Huang elaborated that in relation to temporary workers, she has received some updates from the Department of Social Welfare. Since temporary workers are disadvantaged minorities, they will be given more beneficial treatment within Taipei City’s allowable budget.

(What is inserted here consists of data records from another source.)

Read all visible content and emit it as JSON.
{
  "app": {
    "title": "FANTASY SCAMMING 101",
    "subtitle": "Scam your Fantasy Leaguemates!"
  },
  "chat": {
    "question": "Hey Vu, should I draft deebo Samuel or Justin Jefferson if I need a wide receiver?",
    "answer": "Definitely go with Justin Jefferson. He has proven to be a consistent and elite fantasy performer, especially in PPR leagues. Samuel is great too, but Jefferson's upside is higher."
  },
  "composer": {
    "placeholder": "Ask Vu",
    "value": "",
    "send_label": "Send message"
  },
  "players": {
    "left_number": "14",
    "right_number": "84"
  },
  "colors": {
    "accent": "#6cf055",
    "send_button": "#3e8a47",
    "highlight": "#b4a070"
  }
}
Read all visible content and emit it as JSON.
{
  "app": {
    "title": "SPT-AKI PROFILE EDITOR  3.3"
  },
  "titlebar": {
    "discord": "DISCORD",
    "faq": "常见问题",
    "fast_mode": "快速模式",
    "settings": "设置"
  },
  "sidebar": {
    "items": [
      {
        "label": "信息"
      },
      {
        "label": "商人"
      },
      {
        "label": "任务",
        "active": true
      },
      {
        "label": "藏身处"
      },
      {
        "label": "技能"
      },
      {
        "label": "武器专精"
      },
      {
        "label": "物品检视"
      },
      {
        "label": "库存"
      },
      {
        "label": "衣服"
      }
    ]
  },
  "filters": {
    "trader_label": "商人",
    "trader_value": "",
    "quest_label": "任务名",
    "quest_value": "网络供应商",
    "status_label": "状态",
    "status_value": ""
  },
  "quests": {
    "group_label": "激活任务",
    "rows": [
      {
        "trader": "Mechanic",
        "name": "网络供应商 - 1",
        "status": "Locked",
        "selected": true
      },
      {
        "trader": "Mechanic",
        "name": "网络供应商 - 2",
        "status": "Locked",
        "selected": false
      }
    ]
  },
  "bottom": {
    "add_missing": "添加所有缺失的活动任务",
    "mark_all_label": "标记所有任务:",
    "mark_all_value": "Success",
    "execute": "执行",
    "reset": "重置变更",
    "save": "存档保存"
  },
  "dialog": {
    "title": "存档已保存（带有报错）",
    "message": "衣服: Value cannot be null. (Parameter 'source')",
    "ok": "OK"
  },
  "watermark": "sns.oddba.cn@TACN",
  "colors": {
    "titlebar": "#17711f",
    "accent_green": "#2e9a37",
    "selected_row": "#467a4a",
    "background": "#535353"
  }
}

As far as outbreak family leave is concerned, journalists asked Huang if remuneration will be given according to ration stipulated by the central government. Huang replied that tabulated forms will be handed out after the meeting for everyone’s reference. Although family care leave is already an officially recognized term, outbreak family leave is not mentioned in the Regulations on Civil Servants’ Applications for Leave, Janitor Management Guideline or Remuneration Regulations for Contract Employees. In other words, despite the fact that the central government has stipulated the outbreak family leave, it is nowhere to be found in the Regulations on Civil Servants’ Applications for Leave, hence only existing family care leave can be applied. Family care leave entitles employees to 7 days of paid leave per year, but the remaining 7 days will be unpaid leave under existing regulations. Under the premise of leave without pay, the private sector will also demand flexible remuneration. Even with Taipei City’s copious financial resources, it cannot simply sanction paid leave at will and remunerate whoever it desires. Consequently, it is imperative to lay a set of standard ground rules that can be applied nationally, and that is why she was still discussing this issue with the central government last night, hoping to see unequivocal regulations today. After all, there are many contract employees, staff and workers in the Taipei City Hall that are waiting to see how this will pan out; since the existing Regulations on Civil Servants’ Applications for Leave does not contain such term, it is essential that the central government’s DGPA issue relevant directives for the city government to follow.